Records from a data collection
________________________________________
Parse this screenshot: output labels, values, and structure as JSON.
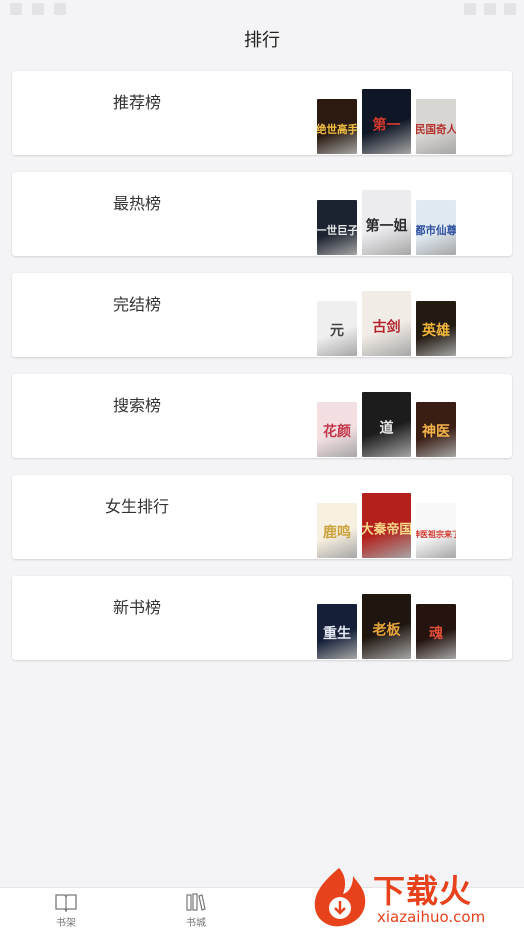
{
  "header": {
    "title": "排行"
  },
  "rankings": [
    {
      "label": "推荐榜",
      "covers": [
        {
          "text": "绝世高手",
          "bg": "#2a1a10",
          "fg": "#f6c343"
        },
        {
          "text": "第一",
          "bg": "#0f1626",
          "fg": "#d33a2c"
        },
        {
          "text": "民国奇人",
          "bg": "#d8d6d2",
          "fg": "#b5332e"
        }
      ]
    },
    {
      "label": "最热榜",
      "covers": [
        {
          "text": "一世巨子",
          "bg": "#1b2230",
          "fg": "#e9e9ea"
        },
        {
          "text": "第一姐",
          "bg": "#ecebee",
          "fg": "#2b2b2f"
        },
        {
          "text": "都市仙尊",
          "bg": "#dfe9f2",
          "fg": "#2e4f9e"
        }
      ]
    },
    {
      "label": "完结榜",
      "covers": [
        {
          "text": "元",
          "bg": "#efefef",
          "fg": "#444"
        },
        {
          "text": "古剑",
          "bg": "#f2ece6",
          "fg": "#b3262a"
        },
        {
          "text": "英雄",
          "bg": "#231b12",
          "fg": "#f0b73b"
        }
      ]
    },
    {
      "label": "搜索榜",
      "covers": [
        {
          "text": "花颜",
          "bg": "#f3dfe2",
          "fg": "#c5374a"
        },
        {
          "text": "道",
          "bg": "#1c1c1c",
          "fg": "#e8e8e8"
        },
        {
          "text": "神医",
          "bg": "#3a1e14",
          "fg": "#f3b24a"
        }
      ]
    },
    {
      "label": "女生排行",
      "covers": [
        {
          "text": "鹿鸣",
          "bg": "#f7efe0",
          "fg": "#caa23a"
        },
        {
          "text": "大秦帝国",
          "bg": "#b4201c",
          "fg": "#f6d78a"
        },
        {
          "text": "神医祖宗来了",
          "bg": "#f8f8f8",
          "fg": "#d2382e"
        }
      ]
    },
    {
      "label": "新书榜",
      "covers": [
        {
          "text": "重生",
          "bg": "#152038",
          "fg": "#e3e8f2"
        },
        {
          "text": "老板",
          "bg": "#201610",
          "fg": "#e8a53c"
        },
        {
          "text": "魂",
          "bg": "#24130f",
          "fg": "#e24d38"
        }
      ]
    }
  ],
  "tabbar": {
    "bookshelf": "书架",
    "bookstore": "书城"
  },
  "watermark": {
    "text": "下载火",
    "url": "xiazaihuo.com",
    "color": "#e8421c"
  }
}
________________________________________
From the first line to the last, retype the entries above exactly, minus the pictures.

**Written response:**
Parse this screenshot: output labels, values, and structure as JSON.
{
  "header": {
    "title": "排行"
  },
  "rankings": [
    {
      "label": "推荐榜",
      "covers": [
        {
          "text": "绝世高手",
          "bg": "#2a1a10",
          "fg": "#f6c343"
        },
        {
          "text": "第一",
          "bg": "#0f1626",
          "fg": "#d33a2c"
        },
        {
          "text": "民国奇人",
          "bg": "#d8d6d2",
          "fg": "#b5332e"
        }
      ]
    },
    {
      "label": "最热榜",
      "covers": [
        {
          "text": "一世巨子",
          "bg": "#1b2230",
          "fg": "#e9e9ea"
        },
        {
          "text": "第一姐",
          "bg": "#ecebee",
          "fg": "#2b2b2f"
        },
        {
          "text": "都市仙尊",
          "bg": "#dfe9f2",
          "fg": "#2e4f9e"
        }
      ]
    },
    {
      "label": "完结榜",
      "covers": [
        {
          "text": "元",
          "bg": "#efefef",
          "fg": "#444"
        },
        {
          "text": "古剑",
          "bg": "#f2ece6",
          "fg": "#b3262a"
        },
        {
          "text": "英雄",
          "bg": "#231b12",
          "fg": "#f0b73b"
        }
      ]
    },
    {
      "label": "搜索榜",
      "covers": [
        {
          "text": "花颜",
          "bg": "#f3dfe2",
          "fg": "#c5374a"
        },
        {
          "text": "道",
          "bg": "#1c1c1c",
          "fg": "#e8e8e8"
        },
        {
          "text": "神医",
          "bg": "#3a1e14",
          "fg": "#f3b24a"
        }
      ]
    },
    {
      "label": "女生排行",
      "covers": [
        {
          "text": "鹿鸣",
          "bg": "#f7efe0",
          "fg": "#caa23a"
        },
        {
          "text": "大秦帝国",
          "bg": "#b4201c",
          "fg": "#f6d78a"
        },
        {
          "text": "神医祖宗来了",
          "bg": "#f8f8f8",
          "fg": "#d2382e"
        }
      ]
    },
    {
      "label": "新书榜",
      "covers": [
        {
          "text": "重生",
          "bg": "#152038",
          "fg": "#e3e8f2"
        },
        {
          "text": "老板",
          "bg": "#201610",
          "fg": "#e8a53c"
        },
        {
          "text": "魂",
          "bg": "#24130f",
          "fg": "#e24d38"
        }
      ]
    }
  ],
  "tabbar": {
    "bookshelf": "书架",
    "bookstore": "书城"
  },
  "watermark": {
    "text": "下载火",
    "url": "xiazaihuo.com",
    "color": "#e8421c"
  }
}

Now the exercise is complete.